My bicycle rested on my hip, one wheel spinning. The front tire had slid sideways against the lip of a driveway, and boom. My knees and hands hit, then my helmet, with a crack that left my ears ringing.
Cars passed by in a steady parade. A few eased over the center line to give me a wider berth.
A blood red maple leaf fluttered to the curb.
What the heck was I doing?
Trying to break commuting habits, that’s what, specifically my habit of driving to the gym. I could, of course, go outside and march around for awhile to get exercise, but that’s lonely. The gym, with friends, showers and clean towels is part of the reason I exercise at all.
I love cars. I love cup holders, the radio, the heater. I love how easy it is to get around, and how if I forget something, say my wallet, or underwear for changing into after exercise, it’s no big deal. You just drive home and get it. I love being protected from
the weather, and fitting in with everyone else who drives.
Car worship has got to be high on the list of reasons for my generation’s dismal response to climate change. We baby boomers started Earth Day. Protections for water, air and endangered species were all enacted during in my growing up years. Yet we ended up dumping record amounts of heat-trapping gases into the atmosphere. Epic floods, droughts and storms that signal changing climate, started on our watch.
Scientists believe the damage is reversible, and yet, we delay, clinging to our energy systems, our food habits, and to our cars.
Driving to exercise feels particularly inexcusable, especially for me. The route from our house is flat. There are bike lanes. It’s only about 2 miles. Our town, Eugene, Oregon, is the 18th most friendly bicycling city in the nation. Forty five percent of the people in Copenhagen commute by bicycle every day.
So, I resolved to commute by muscle power to the gym twice a week.
At first I rode four, five times a week. Morning breezes were invigorating. I saw herons and hawks, and once a bald eagle swooped over the river, not a hundred feet away. Other cyclists, many who appeared to be homeless, kept me company. There were families with kids wobbling along and parents shouting warnings. There were road cyclists in bright togs who blew past, “On your right!” and quite a few like me, age sixty or so; raisins, as one sports magazine called us.
Fall arrived. Temperatures dipped, the weather misted. Leaves were raked into piles in the bike lane where they waited for weeks for the city’s collection trucks. Husks from walnut trees popped under my tires, sending me into wild skids. Glass, nails and cans were obscured until too late. After one of my tires got a flat, I invested in puncture resistant tires and tubes. I bought rain pants and a stylish reflective shell to wear over my jacket, and then lowered my goal: once a week during winter.

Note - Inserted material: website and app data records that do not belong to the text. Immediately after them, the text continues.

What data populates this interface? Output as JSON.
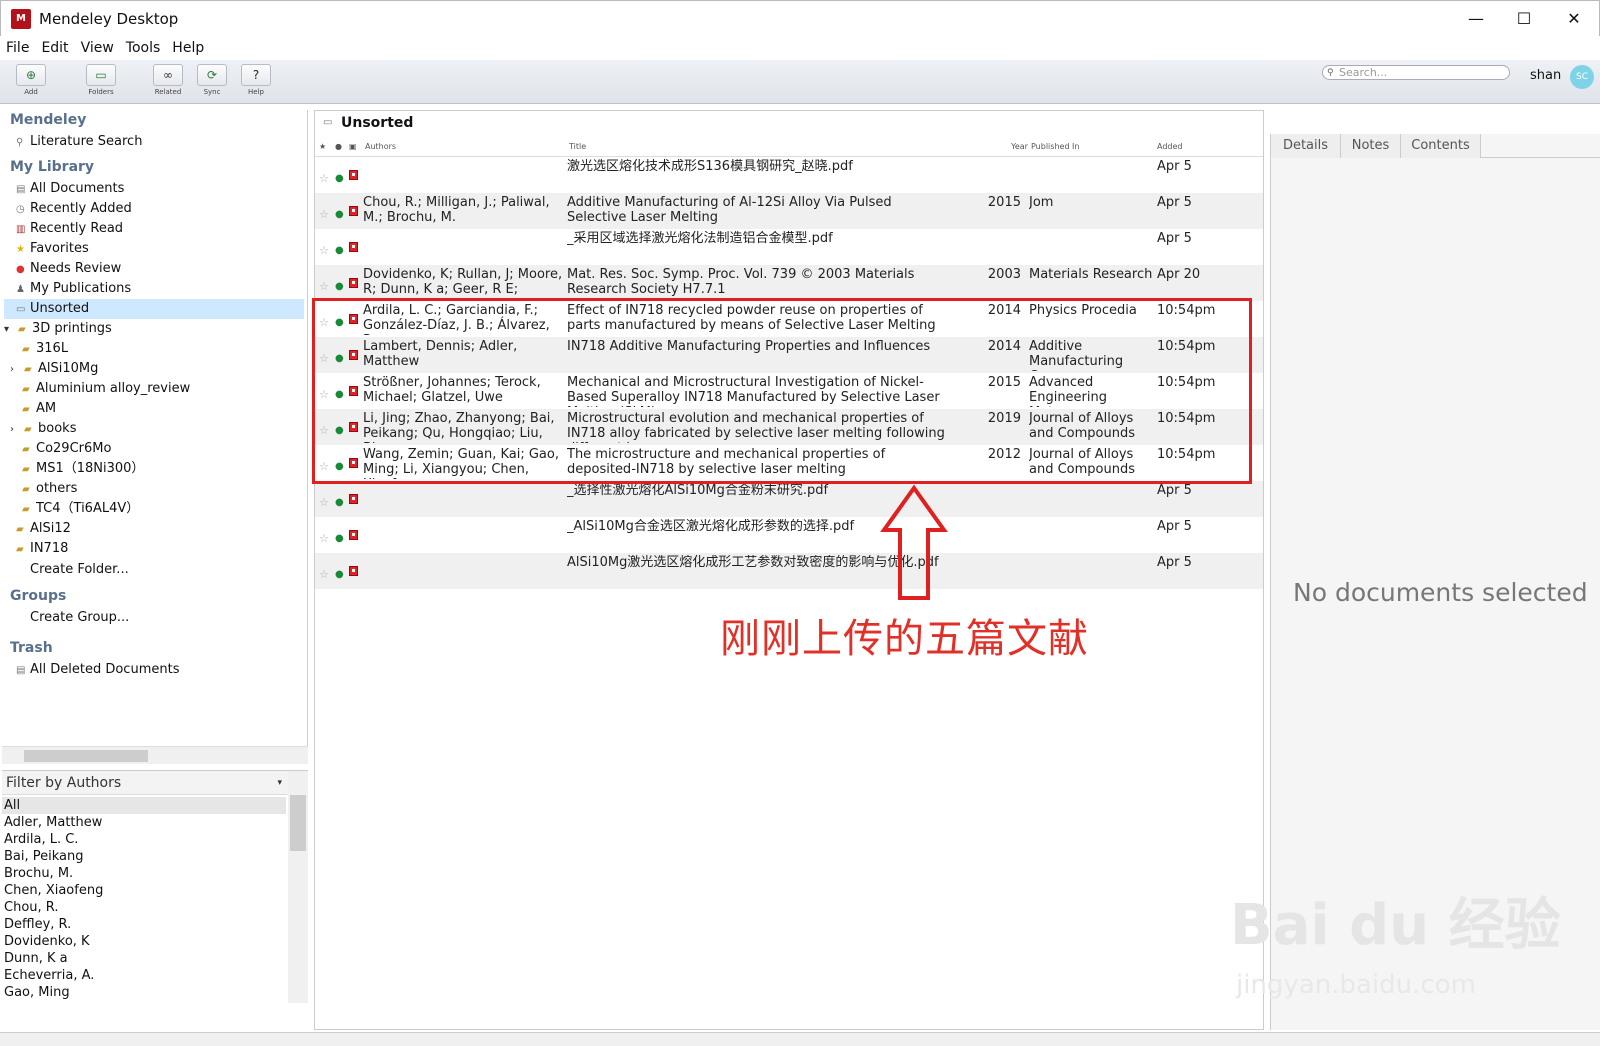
{
  "window": {
    "title": "Mendeley Desktop",
    "logo": "M",
    "min": "—",
    "max": "☐",
    "close": "✕"
  },
  "menu": [
    "File",
    "Edit",
    "View",
    "Tools",
    "Help"
  ],
  "toolbar": {
    "buttons": [
      {
        "label": "Add",
        "icon": "add-document-icon"
      },
      {
        "label": "Folders",
        "icon": "new-folder-icon"
      },
      {
        "label": "Related",
        "icon": "related-icon"
      },
      {
        "label": "Sync",
        "icon": "sync-icon"
      },
      {
        "label": "Help",
        "icon": "help-icon"
      }
    ],
    "search_placeholder": "Search...",
    "user": "shan",
    "avatar": "SC"
  },
  "sidebar": {
    "mendeley_heading": "Mendeley",
    "literature_search": "Literature Search",
    "library_heading": "My Library",
    "library_items": [
      "All Documents",
      "Recently Added",
      "Recently Read",
      "Favorites",
      "Needs Review",
      "My Publications",
      "Unsorted"
    ],
    "folders": [
      "3D printings",
      "316L",
      "AlSi10Mg",
      "Aluminium alloy_review",
      "AM",
      "books",
      "Co29Cr6Mo",
      "MS1（18Ni300）",
      "others",
      "TC4（Ti6AL4V）",
      "AlSi12",
      "IN718",
      "Create Folder..."
    ],
    "groups_heading": "Groups",
    "create_group": "Create Group...",
    "trash_heading": "Trash",
    "deleted": "All Deleted Documents"
  },
  "filter": {
    "label": "Filter by Authors",
    "authors": [
      "All",
      "Adler, Matthew",
      "Ardila, L. C.",
      "Bai, Peikang",
      "Brochu, M.",
      "Chen, Xiaofeng",
      "Chou, R.",
      "Deffley, R.",
      "Dovidenko, K",
      "Dunn, K a",
      "Echeverria, A.",
      "Gao, Ming"
    ]
  },
  "main": {
    "title": "Unsorted",
    "columns": {
      "authors": "Authors",
      "title": "Title",
      "year": "Year",
      "published": "Published In",
      "added": "Added"
    },
    "rows": [
      {
        "authors": "",
        "title": "激光选区熔化技术成形S136模具钢研究_赵晓.pdf",
        "year": "",
        "published": "",
        "added": "Apr 5"
      },
      {
        "authors": "Chou, R.; Milligan, J.; Paliwal, M.; Brochu, M.",
        "title": "Additive Manufacturing of Al-12Si Alloy Via Pulsed Selective Laser Melting",
        "year": "2015",
        "published": "Jom",
        "added": "Apr 5"
      },
      {
        "authors": "",
        "title": "_采用区域选择激光熔化法制造铝合金模型.pdf",
        "year": "",
        "published": "",
        "added": "Apr 5"
      },
      {
        "authors": "Dovidenko, K; Rullan, J; Moore, R; Dunn, K a; Geer, R E; Heuchlin...",
        "title": "Mat. Res. Soc. Symp. Proc. Vol. 739 © 2003 Materials Research Society H7.7.1",
        "year": "2003",
        "published": "Materials Research",
        "added": "Apr 20"
      },
      {
        "authors": "Ardila, L. C.; Garciandia, F.; González-Díaz, J. B.; Álvarez, P....",
        "title": "Effect of IN718 recycled powder reuse on properties of parts manufactured by means of Selective Laser Melting",
        "year": "2014",
        "published": "Physics Procedia",
        "added": "10:54pm"
      },
      {
        "authors": "Lambert, Dennis; Adler, Matthew",
        "title": "IN718 Additive Manufacturing Properties and Influences",
        "year": "2014",
        "published": "Additive Manufacturing Co...",
        "added": "10:54pm"
      },
      {
        "authors": "Strößner, Johannes; Terock, Michael; Glatzel, Uwe",
        "title": "Mechanical and Microstructural Investigation of Nickel-Based Superalloy IN718 Manufactured by Selective Laser Melting (SLM)",
        "year": "2015",
        "published": "Advanced Engineering Mater...",
        "added": "10:54pm"
      },
      {
        "authors": "Li, Jing; Zhao, Zhanyong; Bai, Peikang; Qu, Hongqiao; Liu, Bin...",
        "title": "Microstructural evolution and mechanical properties of IN718 alloy fabricated by selective laser melting following different he...",
        "year": "2019",
        "published": "Journal of Alloys and Compounds",
        "added": "10:54pm"
      },
      {
        "authors": "Wang, Zemin; Guan, Kai; Gao, Ming; Li, Xiangyou; Chen, Xiaof...",
        "title": "The microstructure and mechanical properties of deposited-IN718 by selective laser melting",
        "year": "2012",
        "published": "Journal of Alloys and Compounds",
        "added": "10:54pm"
      },
      {
        "authors": "",
        "title": "_选择性激光熔化AlSi10Mg合金粉末研究.pdf",
        "year": "",
        "published": "",
        "added": "Apr 5"
      },
      {
        "authors": "",
        "title": "_AlSi10Mg合金选区激光熔化成形参数的选择.pdf",
        "year": "",
        "published": "",
        "added": "Apr 5"
      },
      {
        "authors": "",
        "title": "AlSi10Mg激光选区熔化成形工艺参数对致密度的影响与优化.pdf",
        "year": "",
        "published": "",
        "added": "Apr 5"
      }
    ]
  },
  "annotation": "刚刚上传的五篇文献",
  "details": {
    "tabs": [
      "Details",
      "Notes",
      "Contents"
    ],
    "empty": "No documents selected"
  },
  "watermark": {
    "brand": "Bai du 经验",
    "url": "jingyan.baidu.com"
  },
  "colors": {
    "accent": "#58708c",
    "highlight": "#e02020",
    "selected": "#cde8ff"
  }
}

It didn’t help. My hair, at it’s best wispy and uncooperative, emerged from under the helmet, flat and immune to all fluffing. On rainy days passing cars sprayed showers of muddy water. My hands turned white and numb, and stayed that way for a long time after I arrived home and was warm. My bike light, seemingly bright when I bought it, blinked feebly into traffic. The city paved the road by our house, but infuriatingly, halted the new asphalt at the edge of the bike lane, leaving patched concrete for bicyclists.
I gritted my teeth on bumpy pavement, piled on layers, wore thick mittens, reminded myself that no one cares about my hair.
One day, I discovered my bike light missing, snatched from its holder. Another day the grips on a friend’s handlebars disappeared. A third friend had a wheel stolen. Twice. It should be noted that our town, along with being the 18th friendliest to bicyclists, also has a reputation for theft.
I upgraded my U-lock, fortified it with a cable and secured both tires when chaining up. That meant that half the space in the pannier was taken up with theft-protection equipment.
My resolve sagged. I made excuses. Probably wasn’t good for a laptop to ride in a bike bag. I didn’t want to lug groceries on a bike. The time between rides stretched longer and longer until weeks went by with no rides at all.
Not that it made me happy. Every rider I saw sparked guilt and jealousy, especially if they zipped past while I was stuck in traffic or circling a parking lot. Still, summer’s return didn’t rekindle my enthusiasm. One ride every seven days was a good week. I’d meet friends with my hair askew, helmet and bike bag bumping into my legs, and they’d say — “You’re so good!” But I wasn’t. I was mostly driving, just like them.